## TASK
The line containing "Decode this image" and all lines following it in the listing below are to be reproduced exactly, with no other lines.

## DATA PROVIDED
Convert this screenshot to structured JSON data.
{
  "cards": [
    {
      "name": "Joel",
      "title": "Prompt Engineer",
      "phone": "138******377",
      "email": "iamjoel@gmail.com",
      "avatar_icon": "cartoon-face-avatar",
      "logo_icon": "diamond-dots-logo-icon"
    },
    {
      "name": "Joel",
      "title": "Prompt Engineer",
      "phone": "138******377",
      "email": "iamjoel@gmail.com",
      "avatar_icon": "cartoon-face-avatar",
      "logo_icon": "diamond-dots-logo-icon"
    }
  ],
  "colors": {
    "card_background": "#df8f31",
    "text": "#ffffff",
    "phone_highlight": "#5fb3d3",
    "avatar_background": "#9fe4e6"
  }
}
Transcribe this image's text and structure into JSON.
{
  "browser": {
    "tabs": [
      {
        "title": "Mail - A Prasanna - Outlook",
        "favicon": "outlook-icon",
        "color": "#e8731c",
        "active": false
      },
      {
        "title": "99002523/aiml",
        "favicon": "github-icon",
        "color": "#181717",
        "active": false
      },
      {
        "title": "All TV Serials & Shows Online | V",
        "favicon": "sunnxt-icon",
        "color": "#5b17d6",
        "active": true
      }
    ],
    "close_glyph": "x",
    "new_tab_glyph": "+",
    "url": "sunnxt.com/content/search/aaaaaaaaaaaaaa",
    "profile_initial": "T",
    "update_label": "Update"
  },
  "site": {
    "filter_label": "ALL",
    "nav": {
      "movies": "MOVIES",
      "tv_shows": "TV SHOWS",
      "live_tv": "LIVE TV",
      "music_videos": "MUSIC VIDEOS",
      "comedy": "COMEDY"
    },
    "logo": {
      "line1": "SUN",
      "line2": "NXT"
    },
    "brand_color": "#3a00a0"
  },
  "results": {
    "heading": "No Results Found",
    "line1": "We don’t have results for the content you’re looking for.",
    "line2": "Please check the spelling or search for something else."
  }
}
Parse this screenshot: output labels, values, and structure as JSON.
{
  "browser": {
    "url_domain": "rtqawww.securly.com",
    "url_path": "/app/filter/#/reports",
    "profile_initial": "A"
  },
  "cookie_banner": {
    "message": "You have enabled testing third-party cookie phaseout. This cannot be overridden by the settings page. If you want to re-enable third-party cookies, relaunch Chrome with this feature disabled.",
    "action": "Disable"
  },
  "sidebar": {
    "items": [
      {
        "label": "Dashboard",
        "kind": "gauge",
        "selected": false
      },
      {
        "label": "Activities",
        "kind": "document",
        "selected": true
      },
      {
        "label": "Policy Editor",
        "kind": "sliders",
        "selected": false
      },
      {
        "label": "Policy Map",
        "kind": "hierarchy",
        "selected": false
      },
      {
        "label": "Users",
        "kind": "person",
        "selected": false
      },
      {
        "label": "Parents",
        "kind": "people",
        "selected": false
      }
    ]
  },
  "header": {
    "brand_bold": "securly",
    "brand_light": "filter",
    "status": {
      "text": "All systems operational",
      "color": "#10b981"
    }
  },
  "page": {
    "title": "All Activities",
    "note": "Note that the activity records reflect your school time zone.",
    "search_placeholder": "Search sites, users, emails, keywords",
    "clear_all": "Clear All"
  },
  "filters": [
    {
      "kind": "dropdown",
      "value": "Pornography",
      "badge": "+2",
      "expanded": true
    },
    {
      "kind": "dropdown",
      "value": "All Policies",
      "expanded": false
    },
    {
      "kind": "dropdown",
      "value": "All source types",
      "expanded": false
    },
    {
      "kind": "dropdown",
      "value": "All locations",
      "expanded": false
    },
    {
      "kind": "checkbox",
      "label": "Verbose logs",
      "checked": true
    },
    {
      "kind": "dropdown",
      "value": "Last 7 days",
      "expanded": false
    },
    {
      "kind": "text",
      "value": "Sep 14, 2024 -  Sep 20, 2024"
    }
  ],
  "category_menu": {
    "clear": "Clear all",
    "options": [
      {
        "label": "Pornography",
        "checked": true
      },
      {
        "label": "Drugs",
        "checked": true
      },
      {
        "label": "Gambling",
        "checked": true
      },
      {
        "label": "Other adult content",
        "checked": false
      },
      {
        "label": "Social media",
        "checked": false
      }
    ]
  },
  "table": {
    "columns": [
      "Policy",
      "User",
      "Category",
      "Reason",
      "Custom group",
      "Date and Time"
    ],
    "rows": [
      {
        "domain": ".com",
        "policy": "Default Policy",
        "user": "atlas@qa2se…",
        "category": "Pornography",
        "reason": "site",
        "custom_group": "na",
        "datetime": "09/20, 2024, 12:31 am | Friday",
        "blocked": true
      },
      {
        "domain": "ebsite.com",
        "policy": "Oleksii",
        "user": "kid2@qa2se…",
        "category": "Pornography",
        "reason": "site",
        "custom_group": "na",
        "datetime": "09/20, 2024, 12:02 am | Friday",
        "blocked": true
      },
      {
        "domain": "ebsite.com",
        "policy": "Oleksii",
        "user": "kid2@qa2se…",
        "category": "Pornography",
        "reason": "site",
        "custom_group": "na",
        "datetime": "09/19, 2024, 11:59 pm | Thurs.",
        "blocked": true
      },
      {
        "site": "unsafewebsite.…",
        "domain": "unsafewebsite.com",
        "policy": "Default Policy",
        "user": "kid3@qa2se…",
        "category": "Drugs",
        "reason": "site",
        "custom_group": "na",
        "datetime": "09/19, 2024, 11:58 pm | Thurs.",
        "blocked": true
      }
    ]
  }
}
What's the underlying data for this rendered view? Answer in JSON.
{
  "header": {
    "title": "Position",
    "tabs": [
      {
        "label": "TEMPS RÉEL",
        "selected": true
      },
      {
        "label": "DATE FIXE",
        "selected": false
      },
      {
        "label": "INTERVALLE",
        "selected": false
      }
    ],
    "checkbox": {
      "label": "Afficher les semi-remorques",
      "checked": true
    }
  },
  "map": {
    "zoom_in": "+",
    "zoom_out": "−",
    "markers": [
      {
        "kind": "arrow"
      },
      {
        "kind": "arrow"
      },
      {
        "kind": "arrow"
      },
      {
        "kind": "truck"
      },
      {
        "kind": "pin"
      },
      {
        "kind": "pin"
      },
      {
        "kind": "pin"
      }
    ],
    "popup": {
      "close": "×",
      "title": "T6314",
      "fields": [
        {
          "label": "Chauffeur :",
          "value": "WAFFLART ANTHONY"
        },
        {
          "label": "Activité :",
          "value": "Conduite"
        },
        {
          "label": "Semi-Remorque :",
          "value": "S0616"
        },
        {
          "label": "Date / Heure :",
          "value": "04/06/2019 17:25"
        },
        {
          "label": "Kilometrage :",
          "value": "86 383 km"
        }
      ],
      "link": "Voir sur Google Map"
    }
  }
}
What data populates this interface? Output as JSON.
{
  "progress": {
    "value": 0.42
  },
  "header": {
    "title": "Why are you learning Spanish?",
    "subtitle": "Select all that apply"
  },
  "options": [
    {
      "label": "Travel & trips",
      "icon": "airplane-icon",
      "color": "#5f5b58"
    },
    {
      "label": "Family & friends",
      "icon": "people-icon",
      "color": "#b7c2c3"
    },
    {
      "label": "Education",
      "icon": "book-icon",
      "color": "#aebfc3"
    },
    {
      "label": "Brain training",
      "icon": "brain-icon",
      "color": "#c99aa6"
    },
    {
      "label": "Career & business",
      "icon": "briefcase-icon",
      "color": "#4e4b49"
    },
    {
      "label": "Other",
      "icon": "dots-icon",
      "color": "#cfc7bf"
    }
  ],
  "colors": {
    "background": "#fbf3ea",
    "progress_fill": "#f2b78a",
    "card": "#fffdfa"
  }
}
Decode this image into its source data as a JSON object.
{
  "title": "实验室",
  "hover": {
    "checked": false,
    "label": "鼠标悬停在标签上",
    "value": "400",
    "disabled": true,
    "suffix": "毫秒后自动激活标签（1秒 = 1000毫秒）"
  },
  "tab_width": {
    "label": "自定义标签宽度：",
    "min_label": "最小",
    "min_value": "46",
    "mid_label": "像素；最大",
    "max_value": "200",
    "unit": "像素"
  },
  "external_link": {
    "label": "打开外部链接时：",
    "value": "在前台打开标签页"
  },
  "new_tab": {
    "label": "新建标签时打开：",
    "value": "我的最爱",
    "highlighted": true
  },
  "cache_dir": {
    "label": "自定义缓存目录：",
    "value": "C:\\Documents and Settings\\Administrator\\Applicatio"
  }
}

## ANSWER BOX
Decode this image into its source data as a JSON object.
{
  "title": "实验室",
  "hover": {
    "checked": false,
    "label": "鼠标悬停在标签上",
    "value": "400",
    "disabled": true,
    "suffix": "毫秒后自动激活标签（1秒 = 1000毫秒）"
  },
  "tab_width": {
    "label": "自定义标签宽度：",
    "min_label": "最小",
    "min_value": "46",
    "mid_label": "像素；最大",
    "max_value": "200",
    "unit": "像素"
  },
  "external_link": {
    "label": "打开外部链接时：",
    "value": "在前台打开标签页"
  },
  "new_tab": {
    "label": "新建标签时打开：",
    "value": "我的最爱",
    "highlighted": true
  },
  "cache_dir": {
    "label": "自定义缓存目录：",
    "value": "C:\\Documents and Settings\\Administrator\\Applicatio"
  }
}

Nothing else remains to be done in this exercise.